Paul Donowitz, campaign leader on Myanmar for Global Witness says in a statement responding to the energy companies’ decision that “it is well past time that the US, France and others listen to the voices of civil society in Myanmar and end the lucrative gas payments that are helping fund the brutal military junta”.

A budget document compiled before the 2021 coup forecast that oil and gas revenues would boost government coffers by around US$1.4bn in the 12 months ending in March 2022, according to Myanmar Now.

Documents published by Justice for Myanmar in December show that payments to the junta related to the Yetagun offshore gas field – operated by Petronas – are paid to an account belonging to the state-run Myanma Foreign Trade Bank at a Singapore branch of Malaysian bank CIMB.

“We call on international banks to stop processing payments for the military junta,” Maung tells GTR. “The junta is an illegal body that is committing ongoing war crimes and crimes against humanity with total impunity.
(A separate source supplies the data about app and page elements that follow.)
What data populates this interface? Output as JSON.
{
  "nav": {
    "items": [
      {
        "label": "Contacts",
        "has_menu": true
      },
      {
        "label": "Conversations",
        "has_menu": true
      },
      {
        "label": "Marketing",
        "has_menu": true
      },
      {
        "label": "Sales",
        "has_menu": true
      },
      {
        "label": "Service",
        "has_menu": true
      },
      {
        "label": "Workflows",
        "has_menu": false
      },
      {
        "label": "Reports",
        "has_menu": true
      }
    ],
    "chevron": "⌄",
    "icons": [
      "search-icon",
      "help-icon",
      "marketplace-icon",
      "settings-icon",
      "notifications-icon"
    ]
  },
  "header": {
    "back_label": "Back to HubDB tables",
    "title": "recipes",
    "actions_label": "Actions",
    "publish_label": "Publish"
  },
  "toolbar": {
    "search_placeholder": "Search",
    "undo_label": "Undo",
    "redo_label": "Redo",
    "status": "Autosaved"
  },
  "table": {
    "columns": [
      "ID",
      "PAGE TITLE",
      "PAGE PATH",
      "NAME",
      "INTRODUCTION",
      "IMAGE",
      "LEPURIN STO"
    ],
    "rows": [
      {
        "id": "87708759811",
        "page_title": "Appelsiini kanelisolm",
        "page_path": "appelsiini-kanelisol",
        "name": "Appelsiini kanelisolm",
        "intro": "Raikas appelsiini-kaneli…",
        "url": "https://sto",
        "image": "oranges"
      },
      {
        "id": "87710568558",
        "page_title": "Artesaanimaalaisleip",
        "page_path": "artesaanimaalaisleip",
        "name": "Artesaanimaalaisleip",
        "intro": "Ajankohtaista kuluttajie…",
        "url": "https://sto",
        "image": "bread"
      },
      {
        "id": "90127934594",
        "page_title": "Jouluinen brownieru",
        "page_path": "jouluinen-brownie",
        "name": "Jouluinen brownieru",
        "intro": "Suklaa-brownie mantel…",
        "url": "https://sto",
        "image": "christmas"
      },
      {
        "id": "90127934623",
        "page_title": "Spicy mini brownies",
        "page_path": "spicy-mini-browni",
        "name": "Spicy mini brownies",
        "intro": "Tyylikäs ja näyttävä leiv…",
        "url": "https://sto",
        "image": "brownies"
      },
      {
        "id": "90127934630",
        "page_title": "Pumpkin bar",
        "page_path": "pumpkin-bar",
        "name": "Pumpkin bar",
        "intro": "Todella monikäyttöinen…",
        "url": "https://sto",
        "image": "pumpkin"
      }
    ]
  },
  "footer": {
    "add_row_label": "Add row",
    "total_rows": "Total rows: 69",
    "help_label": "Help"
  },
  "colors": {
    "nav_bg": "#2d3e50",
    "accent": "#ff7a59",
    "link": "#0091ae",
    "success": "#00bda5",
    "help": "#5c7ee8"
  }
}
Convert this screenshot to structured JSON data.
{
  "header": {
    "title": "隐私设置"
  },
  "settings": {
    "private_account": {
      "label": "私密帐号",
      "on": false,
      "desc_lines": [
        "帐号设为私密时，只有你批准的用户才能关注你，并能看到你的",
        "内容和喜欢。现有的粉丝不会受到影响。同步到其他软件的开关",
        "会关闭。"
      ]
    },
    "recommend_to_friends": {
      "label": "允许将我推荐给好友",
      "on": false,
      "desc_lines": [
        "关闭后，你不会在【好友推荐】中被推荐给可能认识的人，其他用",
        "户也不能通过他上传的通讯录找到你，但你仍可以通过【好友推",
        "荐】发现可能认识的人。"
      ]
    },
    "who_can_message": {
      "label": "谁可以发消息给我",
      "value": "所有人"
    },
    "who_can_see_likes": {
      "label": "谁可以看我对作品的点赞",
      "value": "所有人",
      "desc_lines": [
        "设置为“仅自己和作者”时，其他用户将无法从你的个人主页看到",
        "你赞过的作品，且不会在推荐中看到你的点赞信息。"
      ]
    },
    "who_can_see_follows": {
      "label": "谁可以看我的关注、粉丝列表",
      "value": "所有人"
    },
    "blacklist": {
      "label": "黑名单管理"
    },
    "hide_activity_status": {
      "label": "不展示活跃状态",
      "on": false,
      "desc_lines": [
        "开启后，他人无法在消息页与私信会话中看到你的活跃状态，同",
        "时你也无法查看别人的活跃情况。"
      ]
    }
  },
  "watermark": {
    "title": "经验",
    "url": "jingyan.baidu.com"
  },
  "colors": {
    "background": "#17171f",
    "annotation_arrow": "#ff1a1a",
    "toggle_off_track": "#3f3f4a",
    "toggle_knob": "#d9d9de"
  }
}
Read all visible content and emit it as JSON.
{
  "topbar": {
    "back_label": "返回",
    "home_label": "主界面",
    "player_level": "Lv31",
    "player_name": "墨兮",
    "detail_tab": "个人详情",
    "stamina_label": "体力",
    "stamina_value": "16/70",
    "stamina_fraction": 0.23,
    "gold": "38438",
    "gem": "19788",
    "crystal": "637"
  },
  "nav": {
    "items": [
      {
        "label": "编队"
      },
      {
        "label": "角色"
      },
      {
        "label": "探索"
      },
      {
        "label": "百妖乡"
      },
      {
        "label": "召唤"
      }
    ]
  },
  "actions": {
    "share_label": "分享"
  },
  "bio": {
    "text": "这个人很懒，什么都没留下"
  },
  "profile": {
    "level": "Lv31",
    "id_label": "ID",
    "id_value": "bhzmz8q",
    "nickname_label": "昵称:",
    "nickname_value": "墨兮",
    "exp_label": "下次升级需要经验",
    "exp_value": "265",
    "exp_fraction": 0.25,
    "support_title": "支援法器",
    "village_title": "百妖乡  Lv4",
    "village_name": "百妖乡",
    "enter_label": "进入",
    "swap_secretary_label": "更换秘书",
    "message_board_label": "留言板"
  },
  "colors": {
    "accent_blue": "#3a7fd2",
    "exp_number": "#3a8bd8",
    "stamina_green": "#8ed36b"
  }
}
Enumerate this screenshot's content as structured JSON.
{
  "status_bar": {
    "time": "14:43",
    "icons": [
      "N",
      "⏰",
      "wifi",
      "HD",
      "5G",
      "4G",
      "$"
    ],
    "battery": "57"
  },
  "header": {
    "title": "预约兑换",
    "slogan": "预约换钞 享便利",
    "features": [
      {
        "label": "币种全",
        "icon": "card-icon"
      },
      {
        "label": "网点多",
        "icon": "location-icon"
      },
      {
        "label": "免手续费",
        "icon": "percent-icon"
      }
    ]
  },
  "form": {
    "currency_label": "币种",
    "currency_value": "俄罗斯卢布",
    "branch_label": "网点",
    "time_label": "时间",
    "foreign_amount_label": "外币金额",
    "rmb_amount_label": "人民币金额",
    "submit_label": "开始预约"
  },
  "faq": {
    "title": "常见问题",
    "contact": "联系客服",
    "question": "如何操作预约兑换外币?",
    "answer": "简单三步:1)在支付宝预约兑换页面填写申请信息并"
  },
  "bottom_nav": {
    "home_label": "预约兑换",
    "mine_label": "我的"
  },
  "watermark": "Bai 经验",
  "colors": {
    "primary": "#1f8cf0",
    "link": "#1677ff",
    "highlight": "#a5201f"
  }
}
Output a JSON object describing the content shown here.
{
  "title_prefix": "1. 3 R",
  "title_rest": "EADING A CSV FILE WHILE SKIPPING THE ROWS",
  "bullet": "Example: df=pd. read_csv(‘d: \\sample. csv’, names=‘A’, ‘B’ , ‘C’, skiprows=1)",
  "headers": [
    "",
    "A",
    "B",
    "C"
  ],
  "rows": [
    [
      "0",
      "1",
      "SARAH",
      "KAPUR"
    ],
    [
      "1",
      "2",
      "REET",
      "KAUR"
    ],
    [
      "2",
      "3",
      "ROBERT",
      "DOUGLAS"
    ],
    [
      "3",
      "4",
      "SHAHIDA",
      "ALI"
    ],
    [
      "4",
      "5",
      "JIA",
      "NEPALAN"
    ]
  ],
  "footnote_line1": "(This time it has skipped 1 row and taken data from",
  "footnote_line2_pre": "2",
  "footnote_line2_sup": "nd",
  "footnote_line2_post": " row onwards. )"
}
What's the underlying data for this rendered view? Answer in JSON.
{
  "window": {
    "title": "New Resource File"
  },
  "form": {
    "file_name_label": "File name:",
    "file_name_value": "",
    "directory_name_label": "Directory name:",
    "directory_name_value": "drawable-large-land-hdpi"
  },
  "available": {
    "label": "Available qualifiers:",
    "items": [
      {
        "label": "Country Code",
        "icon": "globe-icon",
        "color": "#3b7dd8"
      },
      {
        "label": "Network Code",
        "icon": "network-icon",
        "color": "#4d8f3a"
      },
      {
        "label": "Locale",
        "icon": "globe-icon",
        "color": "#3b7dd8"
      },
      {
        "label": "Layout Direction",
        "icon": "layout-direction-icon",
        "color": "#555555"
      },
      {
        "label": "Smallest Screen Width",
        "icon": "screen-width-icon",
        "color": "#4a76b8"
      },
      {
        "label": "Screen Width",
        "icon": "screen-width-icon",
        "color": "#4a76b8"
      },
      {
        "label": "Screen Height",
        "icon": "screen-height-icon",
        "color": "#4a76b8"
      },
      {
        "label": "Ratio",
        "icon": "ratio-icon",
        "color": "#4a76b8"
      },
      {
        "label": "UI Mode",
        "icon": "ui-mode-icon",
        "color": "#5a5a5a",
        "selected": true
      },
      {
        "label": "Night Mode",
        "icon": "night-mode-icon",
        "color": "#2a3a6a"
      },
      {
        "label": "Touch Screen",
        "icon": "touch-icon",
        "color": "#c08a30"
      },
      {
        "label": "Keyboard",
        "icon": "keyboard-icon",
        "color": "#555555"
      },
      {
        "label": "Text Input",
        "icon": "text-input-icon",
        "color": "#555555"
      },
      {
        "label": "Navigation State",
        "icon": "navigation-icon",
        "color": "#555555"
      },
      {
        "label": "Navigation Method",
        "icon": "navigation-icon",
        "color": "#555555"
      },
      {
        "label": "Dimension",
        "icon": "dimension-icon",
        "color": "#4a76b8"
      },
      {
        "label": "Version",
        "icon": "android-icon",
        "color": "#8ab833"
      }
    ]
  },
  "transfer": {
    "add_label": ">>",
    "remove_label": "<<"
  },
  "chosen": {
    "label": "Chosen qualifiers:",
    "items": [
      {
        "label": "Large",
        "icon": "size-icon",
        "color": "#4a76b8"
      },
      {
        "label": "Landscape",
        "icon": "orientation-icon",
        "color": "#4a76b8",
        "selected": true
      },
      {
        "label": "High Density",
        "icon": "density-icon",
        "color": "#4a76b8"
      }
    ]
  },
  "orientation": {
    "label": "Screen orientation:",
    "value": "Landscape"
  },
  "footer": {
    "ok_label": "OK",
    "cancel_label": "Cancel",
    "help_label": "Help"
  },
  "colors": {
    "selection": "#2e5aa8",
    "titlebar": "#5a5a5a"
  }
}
Responsible banks must ensure they do not contribute to the junta’s international crimes through their business relationships.”

Non-US banks are already at risk of enforcement action by US authorities if they provide “material support” to a sanctioned entity.

The Foreign Trade Bank, along with some other state-owned banks, has so far escaped US and other sanctions.

Justice for Myanmar has long demanded that governments impose sanctions on the lender, which it says “receives payments through its correspondent accounts in Singapore and elsewhere”.


Timber and banks

The Foreign Trade Bank also processes payments in foreign currencies for Myanmar’s timber exports, another source of export revenue for the junta.

Despite sanctions by the US, EU and UK, state-owned timber company Myanma Timber Enterprise (MTE) is still able to export significant volumes of wood products, according to Forest Trends, a Washington DC-based conservation group.

In an analysis of trade data, Forest Trends found that US companies imported US$20mn-worth of Myanmar timber between February and October last year. Justice for Myanmar said in a report published earlier this month that US imports – mainly of teak – actually peaked in September last year, six months after sanctions were imposed.

The group said that US importers are skirting Washington’s sanctions regime by importing timber through intermediaries, although it argues such a structure may still fall foul of the law.

MTE advises potential importers of its timber on its website that its preferred payment method is a letter of credit provided by Singaporean banks DBS, OCBC and UOB. None of the banks responded to a request for comment from GTR by press time.

The EU also imported US$14mn of Myanmar timber between February and October last year, according to Forest Trends’ analysis. Countries with no sanctions against MTE, such as China, India, Thailand and Australia, imported around US$139mn during the same period, Forest Trends says.

In an email to GTR, Forest Trends’ Art Blundell cautions that while the group’s figures rely on reported trade volumes, the actual levels of trade are likely much higher due to illicit activity such as smuggling and mis-invoicing, which can be difficult to detect.

“The US should up its sanctions regime to include the Myanmar Foreign Trade Bank,” the group says. “Given that the junta collects timber payments in [US dollars], including [the bank] would help overcome leakage to non-sanctioned markets by making it a violation to facilitate this trade with any country.”

Freezing deposits linked to the Foreign Trade Bank and other state-owned financial institutions could choke some US$2bn of cash from flowing to the junta, according to an April 2021 paper by the group Independent Economists for Myanmar.

Sanctions on countries including Myanmar have been criticised for deepening the humanitarian impact on the nations’ populations but failing to erode the power of authoritarian governments.

A cycle of violence in Myanmar between the military and armed resistance groups has displaced hundreds of thousands of people since the coup.

Along with economic malaise and the Covid-19 pandemic, the violence has made the country at risk of economic hardship and food insecurity, the International Rescue Committee said this week.